Problem details
Quote the records that follow in full, leaving the pictures out.

(Data records for software interfaces)
————

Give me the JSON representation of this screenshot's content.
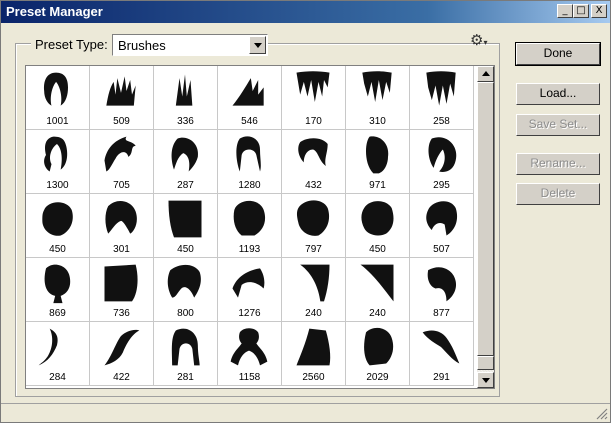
{
  "window": {
    "title": "Preset Manager",
    "controls": {
      "minimize": "_",
      "maximize": "□",
      "close": "X"
    }
  },
  "preset_type": {
    "label": "Preset Type:",
    "value": "Brushes"
  },
  "menu_icon": "gear-icon",
  "buttons": {
    "done": "Done",
    "load": "Load...",
    "save_set": "Save Set...",
    "rename": "Rename...",
    "delete": "Delete"
  },
  "brushes": [
    {
      "size": "1001"
    },
    {
      "size": "509"
    },
    {
      "size": "336"
    },
    {
      "size": "546"
    },
    {
      "size": "170"
    },
    {
      "size": "310"
    },
    {
      "size": "258"
    },
    {
      "size": "1300"
    },
    {
      "size": "705"
    },
    {
      "size": "287"
    },
    {
      "size": "1280"
    },
    {
      "size": "432"
    },
    {
      "size": "971"
    },
    {
      "size": "295"
    },
    {
      "size": "450"
    },
    {
      "size": "301"
    },
    {
      "size": "450"
    },
    {
      "size": "1193"
    },
    {
      "size": "797"
    },
    {
      "size": "450"
    },
    {
      "size": "507"
    },
    {
      "size": "869"
    },
    {
      "size": "736"
    },
    {
      "size": "800"
    },
    {
      "size": "1276"
    },
    {
      "size": "240"
    },
    {
      "size": "240"
    },
    {
      "size": "877"
    },
    {
      "size": "284"
    },
    {
      "size": "422"
    },
    {
      "size": "281"
    },
    {
      "size": "1158"
    },
    {
      "size": "2560"
    },
    {
      "size": "2029"
    },
    {
      "size": "291"
    }
  ]
}
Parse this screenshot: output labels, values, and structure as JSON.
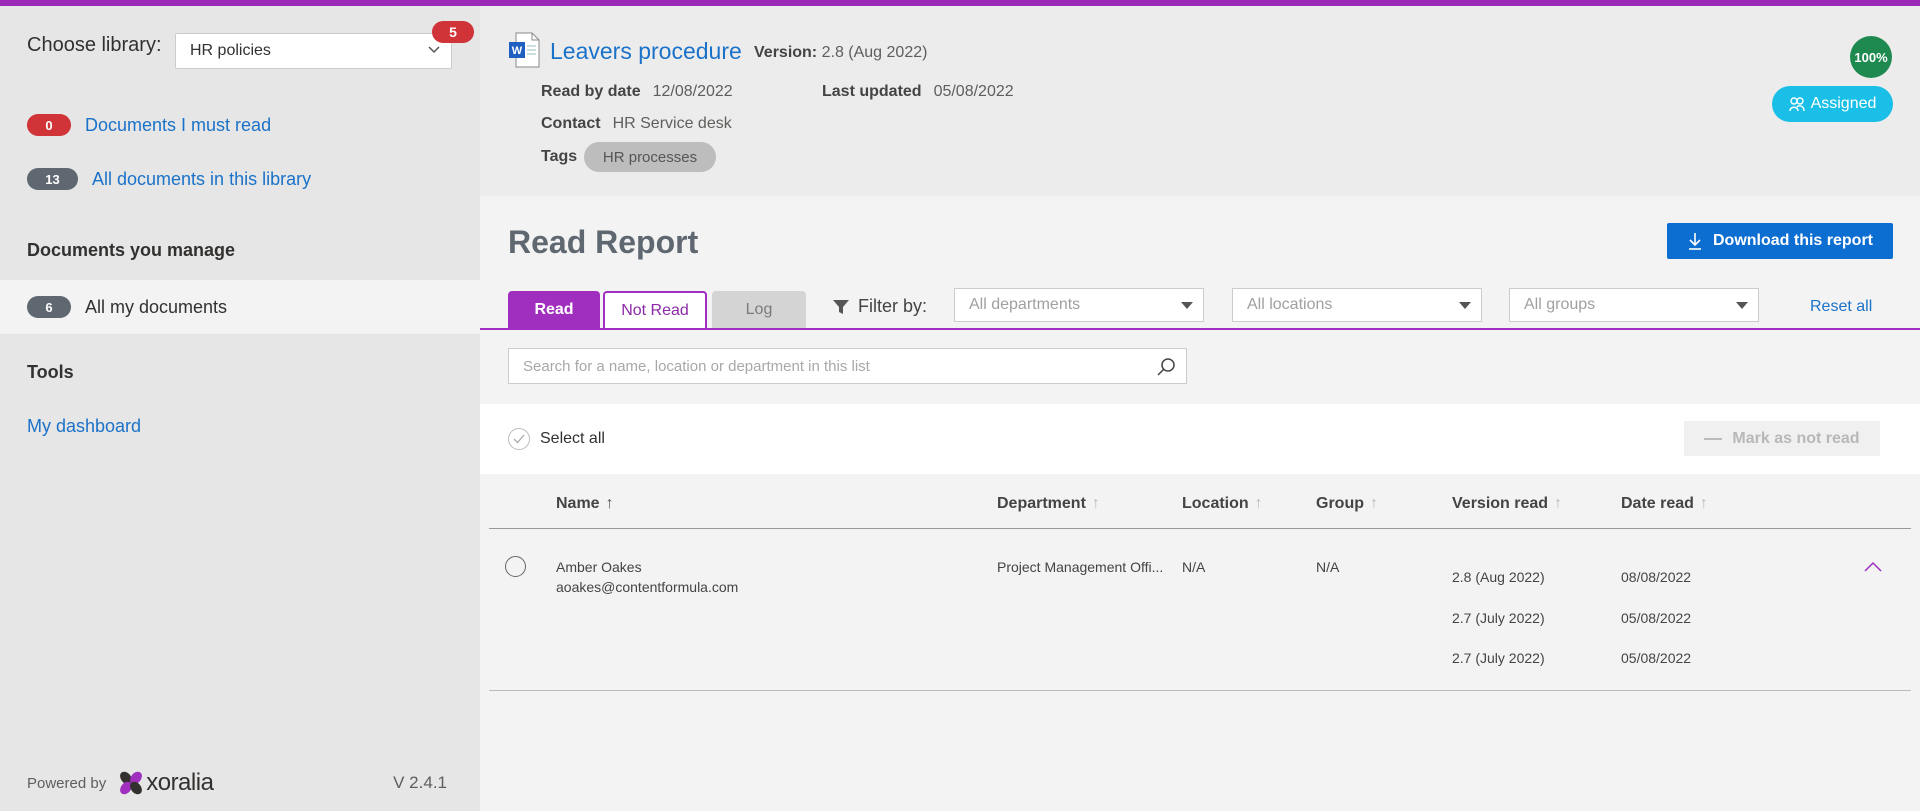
{
  "sidebar": {
    "library_label": "Choose library:",
    "library_value": "HR policies",
    "library_badge": "5",
    "must_read_count": "0",
    "must_read_label": "Documents I must read",
    "all_docs_count": "13",
    "all_docs_label": "All documents in this library",
    "manage_heading": "Documents you manage",
    "my_docs_count": "6",
    "my_docs_label": "All my documents",
    "tools_heading": "Tools",
    "dashboard_label": "My dashboard",
    "powered_by": "Powered by",
    "brand": "xoralia",
    "version": "V 2.4.1"
  },
  "document": {
    "title": "Leavers procedure",
    "version_label": "Version:",
    "version_value": "2.8 (Aug 2022)",
    "read_by_label": "Read by date",
    "read_by_value": "12/08/2022",
    "last_updated_label": "Last updated",
    "last_updated_value": "05/08/2022",
    "contact_label": "Contact",
    "contact_value": "HR Service desk",
    "tags_label": "Tags",
    "tag": "HR processes",
    "percent": "100%",
    "assigned_label": "Assigned"
  },
  "report": {
    "title": "Read Report",
    "download_label": "Download this report",
    "tabs": {
      "read": "Read",
      "not_read": "Not Read",
      "log": "Log"
    },
    "filter_label": "Filter by:",
    "filters": {
      "departments": "All departments",
      "locations": "All locations",
      "groups": "All groups"
    },
    "reset_label": "Reset all",
    "search_placeholder": "Search for a name, location or department in this list",
    "select_all_label": "Select all",
    "mark_not_read_label": "Mark as not read",
    "columns": {
      "name": "Name",
      "department": "Department",
      "location": "Location",
      "group": "Group",
      "version_read": "Version read",
      "date_read": "Date read"
    },
    "rows": [
      {
        "name": "Amber Oakes",
        "email": "aoakes@contentformula.com",
        "department": "Project Management Offi...",
        "location": "N/A",
        "group": "N/A",
        "versions": [
          "2.8 (Aug 2022)",
          "2.7 (July 2022)",
          "2.7 (July 2022)"
        ],
        "dates": [
          "08/08/2022",
          "05/08/2022",
          "05/08/2022"
        ]
      }
    ]
  },
  "colors": {
    "accent": "#a02fc0",
    "link": "#1b72c9",
    "primary_button": "#0c6ed1",
    "assigned": "#19bfe6",
    "complete": "#1e8a4f",
    "alert": "#d13438"
  }
}
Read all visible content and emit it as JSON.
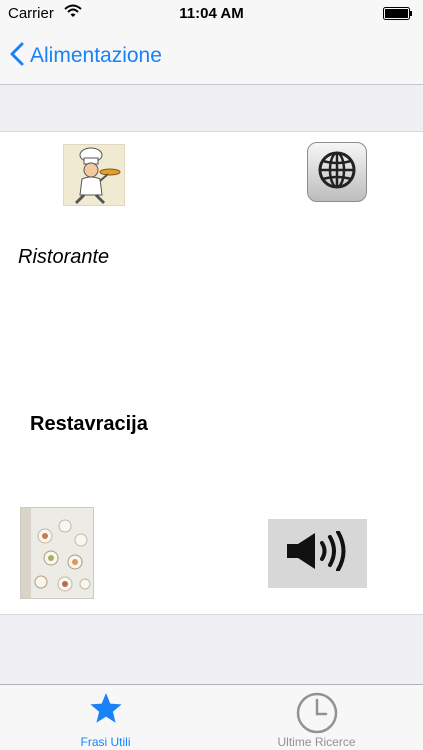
{
  "status_bar": {
    "carrier": "Carrier",
    "time": "11:04 AM"
  },
  "nav_bar": {
    "back_label": "Alimentazione"
  },
  "phrase": {
    "source_text": "Ristorante",
    "target_text": "Restavracija"
  },
  "tab_bar": {
    "tabs": [
      {
        "label": "Frasi Utili",
        "icon": "star-icon",
        "selected": true
      },
      {
        "label": "Ultime Ricerce",
        "icon": "clock-icon",
        "selected": false
      }
    ]
  },
  "colors": {
    "accent": "#1a82f7",
    "inactive": "#929292",
    "background": "#efeff4"
  }
}
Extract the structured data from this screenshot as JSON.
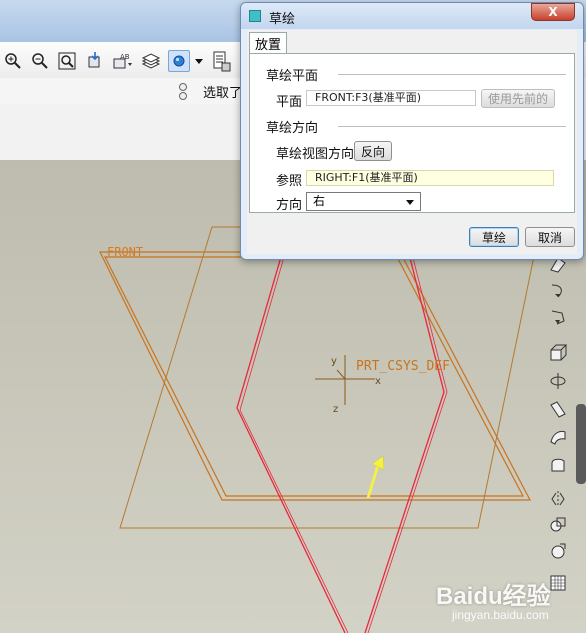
{
  "toolbar": {
    "icons": [
      "zoom-in-icon",
      "zoom-out-icon",
      "zoom-fit-icon",
      "orient-icon",
      "saved-views-icon",
      "layers-icon",
      "display-style-icon",
      "dropdown-icon",
      "model-tree-icon"
    ],
    "filter_label": "选取了"
  },
  "model": {
    "datum_front": "FRONT",
    "csys_label": "PRT_CSYS_DEF",
    "axis_x": "x",
    "axis_y": "y",
    "axis_z": "z"
  },
  "dialog": {
    "title": "草绘",
    "close_label": "X",
    "tab_placement": "放置",
    "section_sketch_plane": "草绘平面",
    "plane_label": "平面",
    "plane_value": "FRONT:F3(基准平面)",
    "use_previous_label": "使用先前的",
    "section_orientation": "草绘方向",
    "view_direction_label": "草绘视图方向",
    "flip_label": "反向",
    "reference_label": "参照",
    "reference_value": "RIGHT:F1(基准平面)",
    "direction_label": "方向",
    "direction_value": "右",
    "ok_label": "草绘",
    "cancel_label": "取消"
  },
  "watermark": {
    "brand": "Baidu经验",
    "url": "jingyan.baidu.com"
  },
  "colors": {
    "datum": "#c8741f",
    "selected": "#e8283c",
    "arrow": "#f3f04a",
    "accent": "#3c7fb1"
  }
}
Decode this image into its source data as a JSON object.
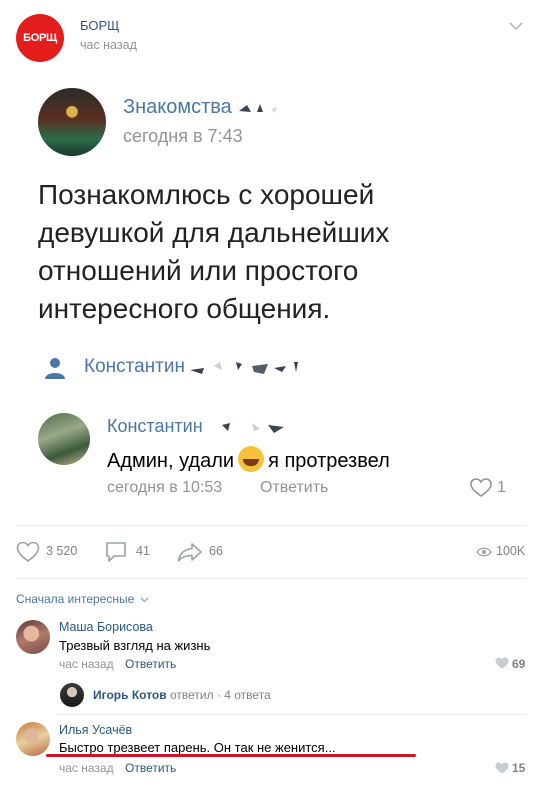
{
  "header": {
    "avatar_text": "БОРЩ",
    "group_name": "БОРЩ",
    "post_time": "час назад"
  },
  "inner": {
    "group_name": "Знакомства",
    "time": "сегодня в 7:43",
    "post_text": "Познакомлюсь с хорошей девушкой для дальнейших отношений или простого интересного общения.",
    "author_name": "Константин",
    "comment": {
      "name": "Константин",
      "text_before": "Админ, удали",
      "text_after": "я протрезвел",
      "time": "сегодня в 10:53",
      "reply": "Ответить",
      "likes": "1"
    }
  },
  "actions": {
    "likes": "3 520",
    "comments": "41",
    "shares": "66",
    "views": "100K"
  },
  "sort_label": "Сначала интересные",
  "comments": [
    {
      "name": "Маша Борисова",
      "text": "Трезвый взгляд на жизнь",
      "time": "час назад",
      "reply": "Ответить",
      "likes": "69"
    },
    {
      "name": "Илья Усачёв",
      "text": "Быстро трезвеет парень. Он так не женится...",
      "time": "час назад",
      "reply": "Ответить",
      "likes": "15"
    }
  ],
  "thread": {
    "name": "Игорь Котов",
    "answered": "ответил",
    "count": "· 4 ответа"
  },
  "colors": {
    "link": "#2a5885",
    "brand_red": "#e31c1c",
    "highlight": "#d0142b"
  }
}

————

Expected output
Give me the JSON representation of this screenshot's content.
{
  "window": {
    "title": "Preset Manager",
    "controls": {
      "minimize": "_",
      "maximize": "□",
      "close": "X"
    }
  },
  "preset_type": {
    "label": "Preset Type:",
    "value": "Brushes"
  },
  "menu_icon": "gear-icon",
  "buttons": {
    "done": "Done",
    "load": "Load...",
    "save_set": "Save Set...",
    "rename": "Rename...",
    "delete": "Delete"
  },
  "brushes": [
    {
      "size": "1001"
    },
    {
      "size": "509"
    },
    {
      "size": "336"
    },
    {
      "size": "546"
    },
    {
      "size": "170"
    },
    {
      "size": "310"
    },
    {
      "size": "258"
    },
    {
      "size": "1300"
    },
    {
      "size": "705"
    },
    {
      "size": "287"
    },
    {
      "size": "1280"
    },
    {
      "size": "432"
    },
    {
      "size": "971"
    },
    {
      "size": "295"
    },
    {
      "size": "450"
    },
    {
      "size": "301"
    },
    {
      "size": "450"
    },
    {
      "size": "1193"
    },
    {
      "size": "797"
    },
    {
      "size": "450"
    },
    {
      "size": "507"
    },
    {
      "size": "869"
    },
    {
      "size": "736"
    },
    {
      "size": "800"
    },
    {
      "size": "1276"
    },
    {
      "size": "240"
    },
    {
      "size": "240"
    },
    {
      "size": "877"
    },
    {
      "size": "284"
    },
    {
      "size": "422"
    },
    {
      "size": "281"
    },
    {
      "size": "1158"
    },
    {
      "size": "2560"
    },
    {
      "size": "2029"
    },
    {
      "size": "291"
    }
  ]
}
Parse this screenshot: output labels, values, and structure as JSON.
{
  "sidebar": {
    "library_label": "Choose library:",
    "library_value": "HR policies",
    "library_badge": "5",
    "must_read_count": "0",
    "must_read_label": "Documents I must read",
    "all_docs_count": "13",
    "all_docs_label": "All documents in this library",
    "manage_heading": "Documents you manage",
    "my_docs_count": "6",
    "my_docs_label": "All my documents",
    "tools_heading": "Tools",
    "dashboard_label": "My dashboard",
    "powered_by": "Powered by",
    "brand": "xoralia",
    "version": "V 2.4.1"
  },
  "document": {
    "title": "Leavers procedure",
    "version_label": "Version:",
    "version_value": "2.8 (Aug 2022)",
    "read_by_label": "Read by date",
    "read_by_value": "12/08/2022",
    "last_updated_label": "Last updated",
    "last_updated_value": "05/08/2022",
    "contact_label": "Contact",
    "contact_value": "HR Service desk",
    "tags_label": "Tags",
    "tag": "HR processes",
    "percent": "100%",
    "assigned_label": "Assigned"
  },
  "report": {
    "title": "Read Report",
    "download_label": "Download this report",
    "tabs": {
      "read": "Read",
      "not_read": "Not Read",
      "log": "Log"
    },
    "filter_label": "Filter by:",
    "filters": {
      "departments": "All departments",
      "locations": "All locations",
      "groups": "All groups"
    },
    "reset_label": "Reset all",
    "search_placeholder": "Search for a name, location or department in this list",
    "select_all_label": "Select all",
    "mark_not_read_label": "Mark as not read",
    "columns": {
      "name": "Name",
      "department": "Department",
      "location": "Location",
      "group": "Group",
      "version_read": "Version read",
      "date_read": "Date read"
    },
    "rows": [
      {
        "name": "Amber Oakes",
        "email": "aoakes@contentformula.com",
        "department": "Project Management Offi...",
        "location": "N/A",
        "group": "N/A",
        "versions": [
          "2.8 (Aug 2022)",
          "2.7 (July 2022)",
          "2.7 (July 2022)"
        ],
        "dates": [
          "08/08/2022",
          "05/08/2022",
          "05/08/2022"
        ]
      }
    ]
  },
  "colors": {
    "accent": "#a02fc0",
    "link": "#1b72c9",
    "primary_button": "#0c6ed1",
    "assigned": "#19bfe6",
    "complete": "#1e8a4f",
    "alert": "#d13438"
  }
}
Read all visible content and emit it as JSON.
{
  "status_bar": {
    "carrier": "Carrier",
    "time": "11:04 AM"
  },
  "nav_bar": {
    "back_label": "Alimentazione"
  },
  "phrase": {
    "source_text": "Ristorante",
    "target_text": "Restavracija"
  },
  "tab_bar": {
    "tabs": [
      {
        "label": "Frasi Utili",
        "icon": "star-icon",
        "selected": true
      },
      {
        "label": "Ultime Ricerce",
        "icon": "clock-icon",
        "selected": false
      }
    ]
  },
  "colors": {
    "accent": "#1a82f7",
    "inactive": "#929292",
    "background": "#efeff4"
  }
}
Extract the structured data from this screenshot as JSON.
{
  "toolbar": {
    "icons": [
      "zoom-in-icon",
      "zoom-out-icon",
      "zoom-fit-icon",
      "orient-icon",
      "saved-views-icon",
      "layers-icon",
      "display-style-icon",
      "dropdown-icon",
      "model-tree-icon"
    ],
    "filter_label": "选取了"
  },
  "model": {
    "datum_front": "FRONT",
    "csys_label": "PRT_CSYS_DEF",
    "axis_x": "x",
    "axis_y": "y",
    "axis_z": "z"
  },
  "dialog": {
    "title": "草绘",
    "close_label": "X",
    "tab_placement": "放置",
    "section_sketch_plane": "草绘平面",
    "plane_label": "平面",
    "plane_value": "FRONT:F3(基准平面)",
    "use_previous_label": "使用先前的",
    "section_orientation": "草绘方向",
    "view_direction_label": "草绘视图方向",
    "flip_label": "反向",
    "reference_label": "参照",
    "reference_value": "RIGHT:F1(基准平面)",
    "direction_label": "方向",
    "direction_value": "右",
    "ok_label": "草绘",
    "cancel_label": "取消"
  },
  "watermark": {
    "brand": "Baidu经验",
    "url": "jingyan.baidu.com"
  },
  "colors": {
    "datum": "#c8741f",
    "selected": "#e8283c",
    "arrow": "#f3f04a",
    "accent": "#3c7fb1"
  }
}
Decode this image into its source data as a JSON object.
{
  "header": {
    "avatar_text": "БОРЩ",
    "group_name": "БОРЩ",
    "post_time": "час назад"
  },
  "inner": {
    "group_name": "Знакомства",
    "time": "сегодня в 7:43",
    "post_text": "Познакомлюсь с хорошей девушкой для дальнейших отношений или простого интересного общения.",
    "author_name": "Константин",
    "comment": {
      "name": "Константин",
      "text_before": "Админ, удали",
      "text_after": "я протрезвел",
      "time": "сегодня в 10:53",
      "reply": "Ответить",
      "likes": "1"
    }
  },
  "actions": {
    "likes": "3 520",
    "comments": "41",
    "shares": "66",
    "views": "100K"
  },
  "sort_label": "Сначала интересные",
  "comments": [
    {
      "name": "Маша Борисова",
      "text": "Трезвый взгляд на жизнь",
      "time": "час назад",
      "reply": "Ответить",
      "likes": "69"
    },
    {
      "name": "Илья Усачёв",
      "text": "Быстро трезвеет парень. Он так не женится...",
      "time": "час назад",
      "reply": "Ответить",
      "likes": "15"
    }
  ],
  "thread": {
    "name": "Игорь Котов",
    "answered": "ответил",
    "count": "· 4 ответа"
  },
  "colors": {
    "link": "#2a5885",
    "brand_red": "#e31c1c",
    "highlight": "#d0142b"
  }
}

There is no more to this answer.